What is that ashy looking stuff on my camellia?
Tea scale is the most serious insect pest of flowering camellias. Tea scale also attacks hollies, citrus and the tea plant (Camellia sinensis) as well as a few other plants.
Tea scale is a small insect that attaches itself to the leaf and sucks plant juices. Adult female tea scales are about 1/10 inch long and are covered with a hard brown cover. The males produce white waxes that cover their bodies. In heavy infestations, these white waxes make the underside of the leaf appear cottony. Affected leaves will develop yellow blotches on the upper surface. Heavily affected plants may be thin and unsightly and have fewer blooms.
Adult scales display a high level of resistance to insecticides, making the initial emergence of crawlers the ideal time for insecticide application. Utilize the previously mentioned data on ‘Tea scale crawler emergence timing for your area’ to determine the appropriate moment to initiate treatment. Ensure that the insecticides thoroughly coat the underside of the leaves during application. In cases of severe infestations, multiple treatments might be necessary.
Trimming heavily affected branches and removing 2 to 4-inch non-flowering branches on main limbs within the plant, which are potential scale hideouts, is advisable.
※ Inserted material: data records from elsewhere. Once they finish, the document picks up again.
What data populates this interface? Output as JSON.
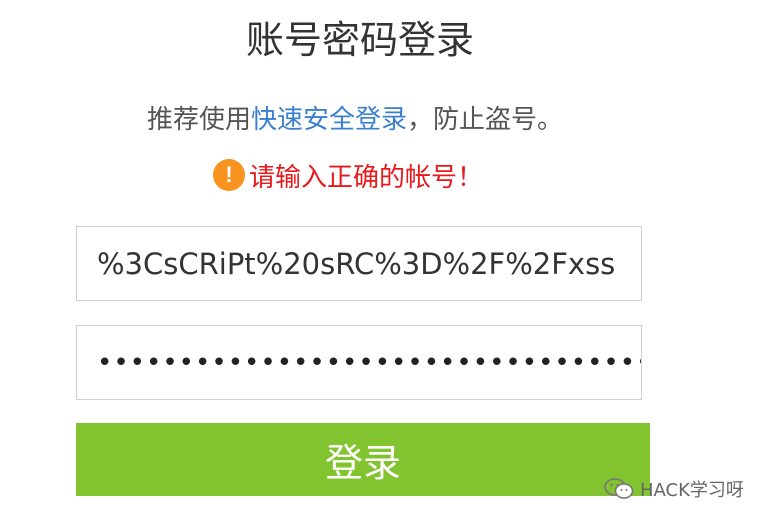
{
  "title": "账号密码登录",
  "hint": {
    "prefix": "推荐使用",
    "link": "快速安全登录",
    "suffix": "，防止盗号。"
  },
  "error": {
    "icon_glyph": "!",
    "icon_name": "warning-icon",
    "message": "请输入正确的帐号！",
    "color": "#e8191c"
  },
  "username": {
    "value": "%3CsCRiPt%20sRC%3D%2F%2Fxss"
  },
  "password": {
    "masked": "••••••••••••••••••••••••••••••••••••"
  },
  "login_button": {
    "label": "登录",
    "color": "#82c42f"
  },
  "watermark": {
    "text": "HACK学习呀",
    "icon_name": "wechat-icon"
  }
}
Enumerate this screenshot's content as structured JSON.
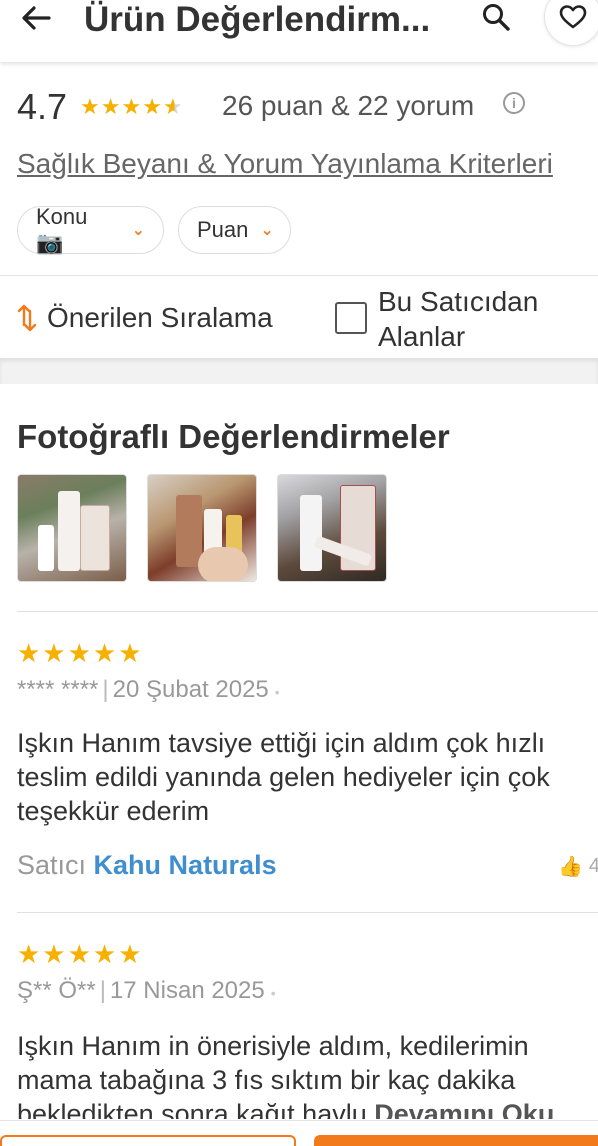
{
  "header": {
    "title": "Ürün Değerlendirm...",
    "back_icon": "arrow-left-icon",
    "search_icon": "search-icon",
    "favorite_icon": "heart-icon"
  },
  "summary": {
    "rating": "4.7",
    "stars_filled": 4.5,
    "counts": "26 puan & 22 yorum",
    "criteria_link": "Sağlık Beyanı & Yorum Yayınlama Kriterleri",
    "filters": [
      {
        "label": "Konu 📷"
      },
      {
        "label": "Puan"
      }
    ],
    "sort_label": "Önerilen Sıralama",
    "seller_only_label": "Bu Satıcıdan Alanlar",
    "seller_only_checked": false
  },
  "photos": {
    "title": "Fotoğraflı Değerlendirmeler",
    "count": 3
  },
  "reviews": [
    {
      "stars": "★★★★★",
      "author": "**** ****",
      "date": "20 Şubat 2025",
      "text": "Işkın Hanım tavsiye ettiği için aldım çok hızlı teslim edildi yanında gelen hediyeler için çok teşekkür ederim",
      "seller_prefix": "Satıcı",
      "seller_name": "Kahu Naturals",
      "likes": "4"
    },
    {
      "stars": "★★★★★",
      "author": "Ş** Ö**",
      "date": "17 Nisan 2025",
      "text": "Işkın Hanım in önerisiyle aldım, kedilerimin mama tabağına 3 fıs sıktım bir kaç dakika bekledikten sonra kağıt havlu",
      "read_more": "Devamını Oku"
    }
  ],
  "colors": {
    "accent": "#f27a1a",
    "star": "#f6b100",
    "seller_link": "#3f8ed0"
  }
}
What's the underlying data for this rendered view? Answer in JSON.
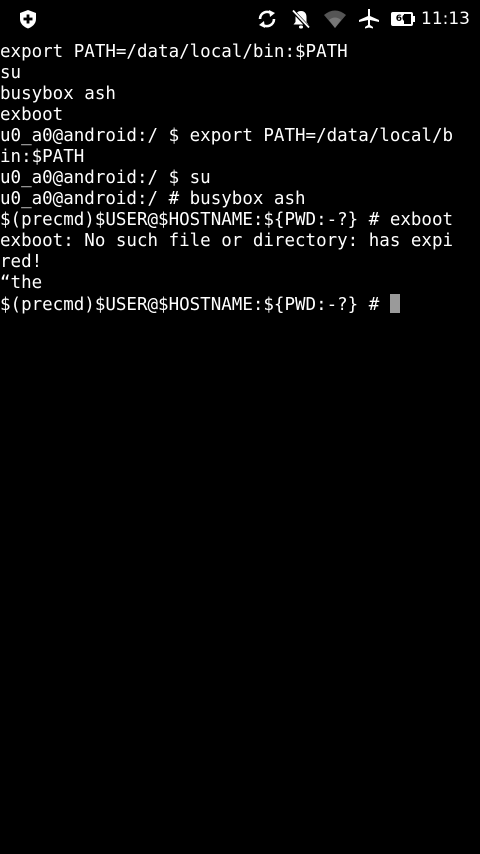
{
  "status_bar": {
    "left_icon": "shield-plus-icon",
    "right_icons": [
      "sync-icon",
      "notifications-muted-icon",
      "wifi-icon",
      "airplane-mode-icon"
    ],
    "battery_level": 60,
    "battery_text": "60",
    "time": "11:13"
  },
  "terminal": {
    "lines": [
      "export PATH=/data/local/bin:$PATH",
      "su",
      "busybox ash",
      "exboot",
      "u0_a0@android:/ $ export PATH=/data/local/b",
      "in:$PATH",
      "u0_a0@android:/ $ su",
      "u0_a0@android:/ # busybox ash",
      "$(precmd)$USER@$HOSTNAME:${PWD:-?} # exboot",
      "exboot: No such file or directory: has expi",
      "red!",
      "“the"
    ],
    "prompt": "$(precmd)$USER@$HOSTNAME:${PWD:-?} # "
  }
}
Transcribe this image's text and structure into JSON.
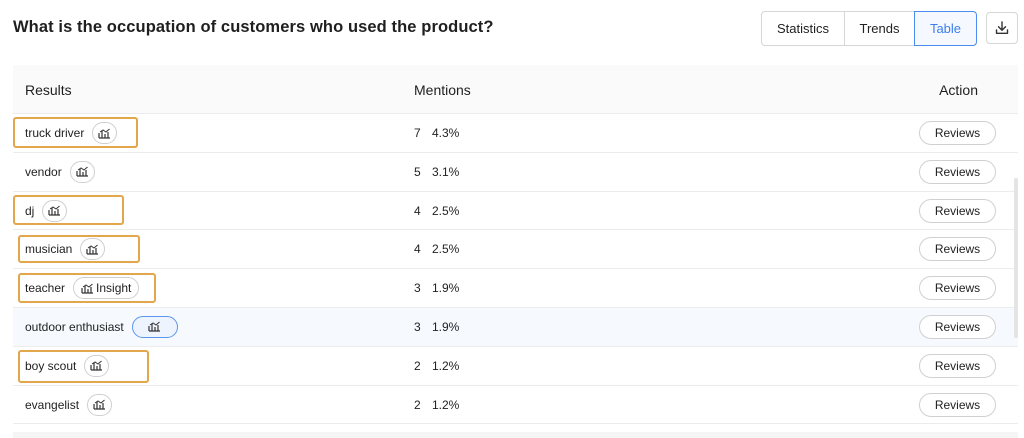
{
  "header": {
    "title": "What is the occupation of customers who used the product?",
    "tabs": [
      {
        "label": "Statistics",
        "active": false
      },
      {
        "label": "Trends",
        "active": false
      },
      {
        "label": "Table",
        "active": true
      }
    ],
    "download_icon": "download-icon"
  },
  "table": {
    "columns": {
      "results": "Results",
      "mentions": "Mentions",
      "action": "Action"
    },
    "rows": [
      {
        "label": "truck driver",
        "chip_text": "",
        "count": "7",
        "percent": "4.3%",
        "action": "Reviews"
      },
      {
        "label": "vendor",
        "chip_text": "",
        "count": "5",
        "percent": "3.1%",
        "action": "Reviews"
      },
      {
        "label": "dj",
        "chip_text": "",
        "count": "4",
        "percent": "2.5%",
        "action": "Reviews"
      },
      {
        "label": "musician",
        "chip_text": "",
        "count": "4",
        "percent": "2.5%",
        "action": "Reviews"
      },
      {
        "label": "teacher",
        "chip_text": "Insight",
        "count": "3",
        "percent": "1.9%",
        "action": "Reviews"
      },
      {
        "label": "outdoor enthusiast",
        "chip_text": "",
        "count": "3",
        "percent": "1.9%",
        "action": "Reviews"
      },
      {
        "label": "boy scout",
        "chip_text": "",
        "count": "2",
        "percent": "1.2%",
        "action": "Reviews"
      },
      {
        "label": "evangelist",
        "chip_text": "",
        "count": "2",
        "percent": "1.2%",
        "action": "Reviews"
      }
    ]
  },
  "colors": {
    "accent": "#3b7ded",
    "highlight": "#e2a74a"
  }
}
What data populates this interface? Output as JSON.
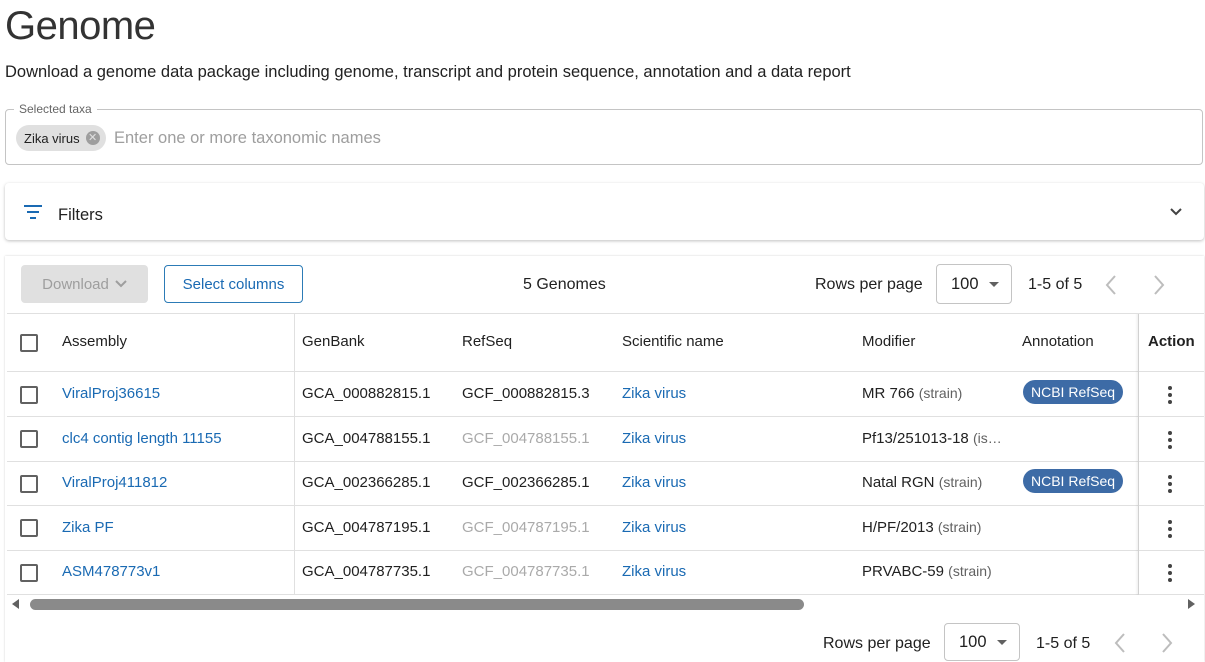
{
  "header": {
    "title": "Genome",
    "subtitle": "Download a genome data package including genome, transcript and protein sequence, annotation and a data report"
  },
  "taxa": {
    "legend": "Selected taxa",
    "chip_label": "Zika virus",
    "placeholder": "Enter one or more taxonomic names"
  },
  "filters": {
    "label": "Filters",
    "icon": "filter-icon"
  },
  "toolbar": {
    "download_label": "Download",
    "select_columns_label": "Select columns",
    "genome_count": "5 Genomes",
    "rows_per_page_label": "Rows per page",
    "rows_per_page_value": "100",
    "range": "1-5 of 5"
  },
  "table": {
    "columns": [
      "Assembly",
      "GenBank",
      "RefSeq",
      "Scientific name",
      "Modifier",
      "Annotation",
      "Action"
    ],
    "rows": [
      {
        "assembly": "ViralProj36615",
        "genbank": "GCA_000882815.1",
        "refseq": "GCF_000882815.3",
        "refseq_muted": false,
        "sci_name": "Zika virus",
        "modifier": "MR 766",
        "modifier_type": "(strain)",
        "annotation": "NCBI RefSeq"
      },
      {
        "assembly": "clc4 contig length 11155",
        "genbank": "GCA_004788155.1",
        "refseq": "GCF_004788155.1",
        "refseq_muted": true,
        "sci_name": "Zika virus",
        "modifier": "Pf13/251013-18",
        "modifier_type": "(is…",
        "annotation": ""
      },
      {
        "assembly": "ViralProj411812",
        "genbank": "GCA_002366285.1",
        "refseq": "GCF_002366285.1",
        "refseq_muted": false,
        "sci_name": "Zika virus",
        "modifier": "Natal RGN",
        "modifier_type": "(strain)",
        "annotation": "NCBI RefSeq"
      },
      {
        "assembly": "Zika PF",
        "genbank": "GCA_004787195.1",
        "refseq": "GCF_004787195.1",
        "refseq_muted": true,
        "sci_name": "Zika virus",
        "modifier": "H/PF/2013",
        "modifier_type": "(strain)",
        "annotation": ""
      },
      {
        "assembly": "ASM478773v1",
        "genbank": "GCA_004787735.1",
        "refseq": "GCF_004787735.1",
        "refseq_muted": true,
        "sci_name": "Zika virus",
        "modifier": "PRVABC-59",
        "modifier_type": "(strain)",
        "annotation": ""
      }
    ]
  },
  "footer": {
    "rows_per_page_label": "Rows per page",
    "rows_per_page_value": "100",
    "range": "1-5 of 5"
  },
  "colors": {
    "link": "#1a6ab3",
    "badge": "#3d6ba6",
    "muted": "#aaaaaa"
  }
}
Enhancing air flow and facilitating better pesticide infiltration can be achieved by judiciously thinning the plant.
Treat minor to moderate infestations using oil sprays, which are potent against both crawlers and adult scales. Oil sprays come in two varieties: those suitable for the milder temperatures of spring and autumn, and the highly refined oils applicable throughout the growing period. Adhere to all label guidelines to choose the appropriate oil spray, and ensure comprehensive coverage when utilizing oils, as their effectiveness lies in suffocating the pests.
Beneficial insects such as tiny parasitic wasps, convergent lady beetles, green lacewings, and spiders are vital allies in combating tea scale. Opt for oil sprays over conventional insecticides to conserve these beneficial organisms, and limit spraying to only when absolutely essential.
Be prepared for a control period of 2 to 3 years in case of severe tea scale outbreaks. It’s common for the carcasses of the tea scale to linger on the plant post-mortem. After administering treatment, scrutinize plants meticulously to assess the efficacy of the control measures. Distinguish between living and dead tea scales by noting that the former are moist when pressed, while the latter are dry.
Of course, prevention and treatment for tea scale is included in a Plant Health Care subscription from Arborscapes. (As are myriad other pests and diseases) If you would like to become a part of our Plant Health Care program, reach out to Arborscapes today! Your living landscape will be the envy of the entire neighborhood!
A self-proclaimed tree hugger and preservationist, John has more than 20 years of experience in arboriculture. He earned an Associate Degree in Horticulture Technology from Central Piedmont Community College and became a Board-Certified Master Arborist in 2012.